> **INFORMATION SHOWN**:
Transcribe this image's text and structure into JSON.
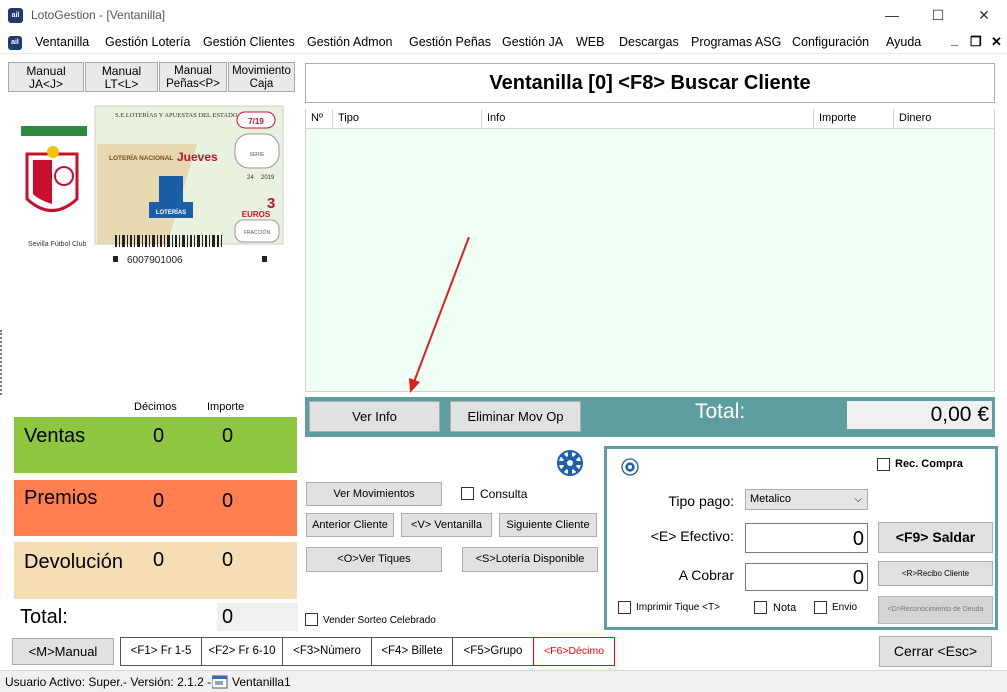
{
  "window": {
    "title": "LotoGestion - [Ventanilla]",
    "app_icon_text": "ail",
    "minimize": "—",
    "maximize": "☐",
    "close": "✕"
  },
  "menu": {
    "items": [
      "Ventanilla",
      "Gestión Lotería",
      "Gestión Clientes",
      "Gestión Admon",
      "Gestión Peñas",
      "Gestión JA",
      "WEB",
      "Descargas",
      "Programas ASG",
      "Configuración",
      "Ayuda"
    ],
    "mdi_minimize": "_",
    "mdi_restore": "❐",
    "mdi_close": "✕"
  },
  "left": {
    "buttons": [
      {
        "line1": "Manual",
        "line2": "JA<J>"
      },
      {
        "line1": "Manual",
        "line2": "LT<L>"
      },
      {
        "line1": "Manual",
        "line2": "Peñas<P>"
      },
      {
        "line1": "Movimiento",
        "line2": "Caja"
      }
    ],
    "ticket": {
      "issuer": "S.E.LOTERÍAS Y APUESTAS DEL ESTADO",
      "draw": "7/19",
      "product": "LOTERÍA NACIONAL",
      "day": "Jueves",
      "serie_label": "SERIE",
      "price": "3",
      "currency": "EUROS",
      "fraction_label": "FRACCIÓN",
      "number": "6007901006",
      "club": "Sevilla Fútbol Club",
      "brand": "LOTERÍAS",
      "date_day": "24",
      "date_year": "2019"
    },
    "stats_headers": {
      "decimos": "Décimos",
      "importe": "Importe"
    },
    "stats": [
      {
        "label": "Ventas",
        "decimos": "0",
        "importe": "0",
        "color": "#8fc63f"
      },
      {
        "label": "Premios",
        "decimos": "0",
        "importe": "0",
        "color": "#ff7f50"
      },
      {
        "label": "Devolución",
        "decimos": "0",
        "importe": "0",
        "color": "#f5deb3"
      }
    ],
    "total_label": "Total:",
    "total_value": "0"
  },
  "main": {
    "header": "Ventanilla [0] <F8> Buscar Cliente",
    "columns": [
      "Nº",
      "Tipo",
      "Info",
      "Importe",
      "Dinero"
    ],
    "ver_info": "Ver Info",
    "eliminar": "Eliminar Mov Op",
    "total_label": "Total:",
    "total_value": "0,00 €",
    "ver_movimientos": "Ver Movimientos",
    "consulta": "Consulta",
    "anterior": "Anterior Cliente",
    "ventanilla_btn": "<V> Ventanilla",
    "siguiente": "Siguiente Cliente",
    "ver_tiques": "<O>Ver Tiques",
    "loteria_disp": "<S>Lotería Disponible",
    "vender_sorteo": "Vender Sorteo Celebrado"
  },
  "payment": {
    "rec_compra": "Rec. Compra",
    "tipo_pago_label": "Tipo pago:",
    "tipo_pago_value": "Metalico",
    "efectivo_label": "<E> Efectivo:",
    "efectivo_value": "0",
    "saldar": "<F9> Saldar",
    "cobrar_label": "A Cobrar",
    "cobrar_value": "0",
    "recibo": "<R>Recibo Cliente",
    "imprimir": "Imprimir Tique <T>",
    "nota": "Nota",
    "envio": "Envio",
    "reconocimiento": "<D>Reconocimiento de Deuda"
  },
  "bottom": {
    "manual": "<M>Manual",
    "fkeys": [
      "<F1> Fr 1-5",
      "<F2> Fr 6-10",
      "<F3>Número",
      "<F4> Billete",
      "<F5>Grupo",
      "<F6>Décimo"
    ],
    "cerrar": "Cerrar <Esc>"
  },
  "status": {
    "user": "Usuario Activo: Super.- Versión: 2.1.2 -",
    "window": "Ventanilla1"
  },
  "colors": {
    "teal": "#5f9ea0",
    "grid_bg": "#f0fff3",
    "decimo_red": "#ff0000"
  }
}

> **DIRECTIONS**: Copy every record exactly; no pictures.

> **SOLUTION TO THIS PROBLEM**:
Transcribe this image's text and structure into JSON.
{
  "window": {
    "title": "LotoGestion - [Ventanilla]",
    "app_icon_text": "ail",
    "minimize": "—",
    "maximize": "☐",
    "close": "✕"
  },
  "menu": {
    "items": [
      "Ventanilla",
      "Gestión Lotería",
      "Gestión Clientes",
      "Gestión Admon",
      "Gestión Peñas",
      "Gestión JA",
      "WEB",
      "Descargas",
      "Programas ASG",
      "Configuración",
      "Ayuda"
    ],
    "mdi_minimize": "_",
    "mdi_restore": "❐",
    "mdi_close": "✕"
  },
  "left": {
    "buttons": [
      {
        "line1": "Manual",
        "line2": "JA<J>"
      },
      {
        "line1": "Manual",
        "line2": "LT<L>"
      },
      {
        "line1": "Manual",
        "line2": "Peñas<P>"
      },
      {
        "line1": "Movimiento",
        "line2": "Caja"
      }
    ],
    "ticket": {
      "issuer": "S.E.LOTERÍAS Y APUESTAS DEL ESTADO",
      "draw": "7/19",
      "product": "LOTERÍA NACIONAL",
      "day": "Jueves",
      "serie_label": "SERIE",
      "price": "3",
      "currency": "EUROS",
      "fraction_label": "FRACCIÓN",
      "number": "6007901006",
      "club": "Sevilla Fútbol Club",
      "brand": "LOTERÍAS",
      "date_day": "24",
      "date_year": "2019"
    },
    "stats_headers": {
      "decimos": "Décimos",
      "importe": "Importe"
    },
    "stats": [
      {
        "label": "Ventas",
        "decimos": "0",
        "importe": "0",
        "color": "#8fc63f"
      },
      {
        "label": "Premios",
        "decimos": "0",
        "importe": "0",
        "color": "#ff7f50"
      },
      {
        "label": "Devolución",
        "decimos": "0",
        "importe": "0",
        "color": "#f5deb3"
      }
    ],
    "total_label": "Total:",
    "total_value": "0"
  },
  "main": {
    "header": "Ventanilla [0] <F8> Buscar Cliente",
    "columns": [
      "Nº",
      "Tipo",
      "Info",
      "Importe",
      "Dinero"
    ],
    "ver_info": "Ver Info",
    "eliminar": "Eliminar Mov Op",
    "total_label": "Total:",
    "total_value": "0,00 €",
    "ver_movimientos": "Ver Movimientos",
    "consulta": "Consulta",
    "anterior": "Anterior Cliente",
    "ventanilla_btn": "<V> Ventanilla",
    "siguiente": "Siguiente Cliente",
    "ver_tiques": "<O>Ver Tiques",
    "loteria_disp": "<S>Lotería Disponible",
    "vender_sorteo": "Vender Sorteo Celebrado"
  },
  "payment": {
    "rec_compra": "Rec. Compra",
    "tipo_pago_label": "Tipo pago:",
    "tipo_pago_value": "Metalico",
    "efectivo_label": "<E> Efectivo:",
    "efectivo_value": "0",
    "saldar": "<F9> Saldar",
    "cobrar_label": "A Cobrar",
    "cobrar_value": "0",
    "recibo": "<R>Recibo Cliente",
    "imprimir": "Imprimir Tique <T>",
    "nota": "Nota",
    "envio": "Envio",
    "reconocimiento": "<D>Reconocimiento de Deuda"
  },
  "bottom": {
    "manual": "<M>Manual",
    "fkeys": [
      "<F1> Fr 1-5",
      "<F2> Fr 6-10",
      "<F3>Número",
      "<F4> Billete",
      "<F5>Grupo",
      "<F6>Décimo"
    ],
    "cerrar": "Cerrar <Esc>"
  },
  "status": {
    "user": "Usuario Activo: Super.- Versión: 2.1.2 -",
    "window": "Ventanilla1"
  },
  "colors": {
    "teal": "#5f9ea0",
    "grid_bg": "#f0fff3",
    "decimo_red": "#ff0000"
  }
}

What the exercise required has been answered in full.